▶ [WORK REQUEST]: What is needed is an exact reproduction of the listing, without its pictures.
==== AVAILABLE DATA
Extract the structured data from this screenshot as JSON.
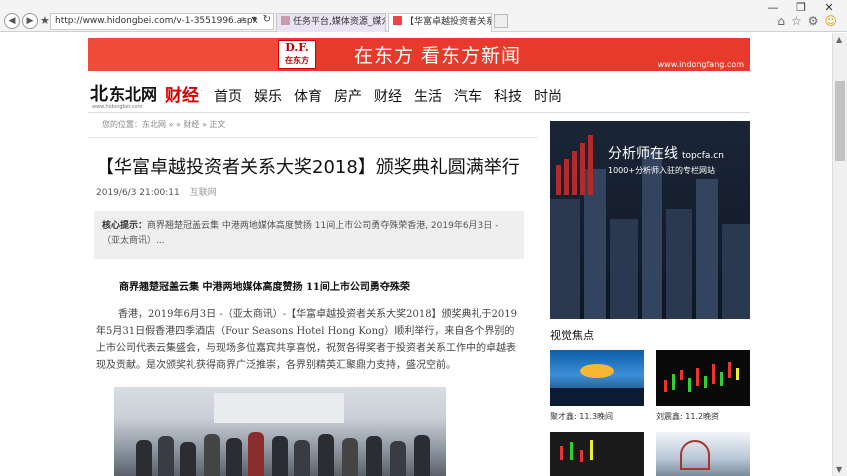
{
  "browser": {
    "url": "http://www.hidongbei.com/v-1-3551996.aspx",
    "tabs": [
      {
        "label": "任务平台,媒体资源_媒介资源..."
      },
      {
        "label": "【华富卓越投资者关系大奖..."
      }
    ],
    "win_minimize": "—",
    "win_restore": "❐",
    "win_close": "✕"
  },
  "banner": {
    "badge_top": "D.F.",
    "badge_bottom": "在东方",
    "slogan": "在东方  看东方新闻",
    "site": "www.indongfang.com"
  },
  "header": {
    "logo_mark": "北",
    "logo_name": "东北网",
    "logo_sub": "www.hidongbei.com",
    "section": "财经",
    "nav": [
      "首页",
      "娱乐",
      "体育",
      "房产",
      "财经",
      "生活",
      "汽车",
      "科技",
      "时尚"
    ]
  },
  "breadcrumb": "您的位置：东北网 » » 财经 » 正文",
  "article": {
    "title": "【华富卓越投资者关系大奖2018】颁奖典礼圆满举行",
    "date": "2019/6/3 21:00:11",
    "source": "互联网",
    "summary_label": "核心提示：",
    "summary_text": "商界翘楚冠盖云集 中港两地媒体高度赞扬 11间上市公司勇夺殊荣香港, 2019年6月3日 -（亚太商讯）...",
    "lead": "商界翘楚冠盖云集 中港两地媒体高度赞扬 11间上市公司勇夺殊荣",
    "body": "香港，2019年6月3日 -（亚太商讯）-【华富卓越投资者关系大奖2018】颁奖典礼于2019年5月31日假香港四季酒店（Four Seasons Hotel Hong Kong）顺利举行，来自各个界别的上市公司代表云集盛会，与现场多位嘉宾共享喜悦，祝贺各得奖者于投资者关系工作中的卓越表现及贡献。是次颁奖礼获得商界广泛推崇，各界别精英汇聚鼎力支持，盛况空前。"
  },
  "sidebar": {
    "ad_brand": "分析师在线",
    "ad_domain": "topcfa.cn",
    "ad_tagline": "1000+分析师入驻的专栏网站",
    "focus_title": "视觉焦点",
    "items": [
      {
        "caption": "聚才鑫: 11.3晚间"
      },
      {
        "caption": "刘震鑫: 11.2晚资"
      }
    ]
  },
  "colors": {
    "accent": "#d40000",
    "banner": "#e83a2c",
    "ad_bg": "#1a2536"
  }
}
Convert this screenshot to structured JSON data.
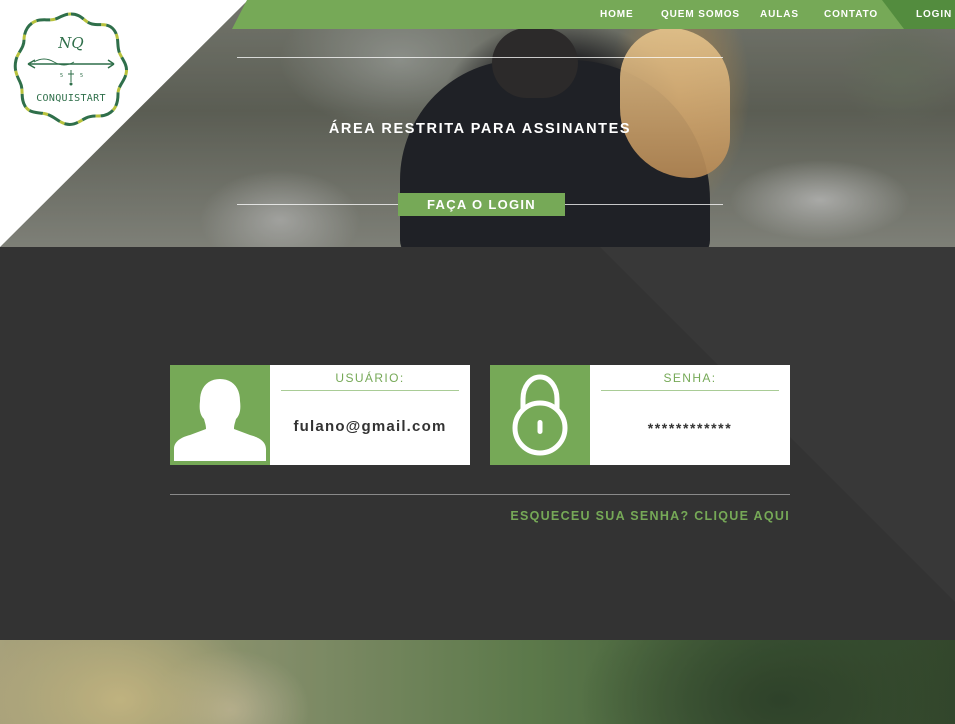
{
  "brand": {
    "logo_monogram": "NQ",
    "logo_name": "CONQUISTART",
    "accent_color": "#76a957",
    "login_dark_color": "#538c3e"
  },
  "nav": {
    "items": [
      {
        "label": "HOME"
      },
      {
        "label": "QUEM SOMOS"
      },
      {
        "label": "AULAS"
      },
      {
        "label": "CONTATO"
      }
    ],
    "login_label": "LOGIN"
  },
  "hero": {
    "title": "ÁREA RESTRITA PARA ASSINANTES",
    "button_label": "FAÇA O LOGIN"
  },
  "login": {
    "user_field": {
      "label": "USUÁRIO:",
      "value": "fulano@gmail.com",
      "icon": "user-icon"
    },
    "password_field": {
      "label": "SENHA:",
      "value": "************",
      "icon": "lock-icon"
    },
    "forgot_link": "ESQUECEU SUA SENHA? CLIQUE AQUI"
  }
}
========
▶ [SOLUTION BELOW]:
Extract the structured data from this screenshot as JSON.
{
  "browser": {
    "url": "http://www.hidongbei.com/v-1-3551996.aspx",
    "tabs": [
      {
        "label": "任务平台,媒体资源_媒介资源..."
      },
      {
        "label": "【华富卓越投资者关系大奖..."
      }
    ],
    "win_minimize": "—",
    "win_restore": "❐",
    "win_close": "✕"
  },
  "banner": {
    "badge_top": "D.F.",
    "badge_bottom": "在东方",
    "slogan": "在东方  看东方新闻",
    "site": "www.indongfang.com"
  },
  "header": {
    "logo_mark": "北",
    "logo_name": "东北网",
    "logo_sub": "www.hidongbei.com",
    "section": "财经",
    "nav": [
      "首页",
      "娱乐",
      "体育",
      "房产",
      "财经",
      "生活",
      "汽车",
      "科技",
      "时尚"
    ]
  },
  "breadcrumb": "您的位置：东北网 » » 财经 » 正文",
  "article": {
    "title": "【华富卓越投资者关系大奖2018】颁奖典礼圆满举行",
    "date": "2019/6/3 21:00:11",
    "source": "互联网",
    "summary_label": "核心提示：",
    "summary_text": "商界翘楚冠盖云集 中港两地媒体高度赞扬 11间上市公司勇夺殊荣香港, 2019年6月3日 -（亚太商讯）...",
    "lead": "商界翘楚冠盖云集 中港两地媒体高度赞扬 11间上市公司勇夺殊荣",
    "body": "香港，2019年6月3日 -（亚太商讯）-【华富卓越投资者关系大奖2018】颁奖典礼于2019年5月31日假香港四季酒店（Four Seasons Hotel Hong Kong）顺利举行，来自各个界别的上市公司代表云集盛会，与现场多位嘉宾共享喜悦，祝贺各得奖者于投资者关系工作中的卓越表现及贡献。是次颁奖礼获得商界广泛推崇，各界别精英汇聚鼎力支持，盛况空前。"
  },
  "sidebar": {
    "ad_brand": "分析师在线",
    "ad_domain": "topcfa.cn",
    "ad_tagline": "1000+分析师入驻的专栏网站",
    "focus_title": "视觉焦点",
    "items": [
      {
        "caption": "聚才鑫: 11.3晚间"
      },
      {
        "caption": "刘震鑫: 11.2晚资"
      }
    ]
  },
  "colors": {
    "accent": "#d40000",
    "banner": "#e83a2c",
    "ad_bg": "#1a2536"
  }
}
Convert this screenshot to structured JSON data.
{
  "brand": {
    "logo_monogram": "NQ",
    "logo_name": "CONQUISTART",
    "accent_color": "#76a957",
    "login_dark_color": "#538c3e"
  },
  "nav": {
    "items": [
      {
        "label": "HOME"
      },
      {
        "label": "QUEM SOMOS"
      },
      {
        "label": "AULAS"
      },
      {
        "label": "CONTATO"
      }
    ],
    "login_label": "LOGIN"
  },
  "hero": {
    "title": "ÁREA RESTRITA PARA ASSINANTES",
    "button_label": "FAÇA O LOGIN"
  },
  "login": {
    "user_field": {
      "label": "USUÁRIO:",
      "value": "fulano@gmail.com",
      "icon": "user-icon"
    },
    "password_field": {
      "label": "SENHA:",
      "value": "************",
      "icon": "lock-icon"
    },
    "forgot_link": "ESQUECEU SUA SENHA? CLIQUE AQUI"
  }
}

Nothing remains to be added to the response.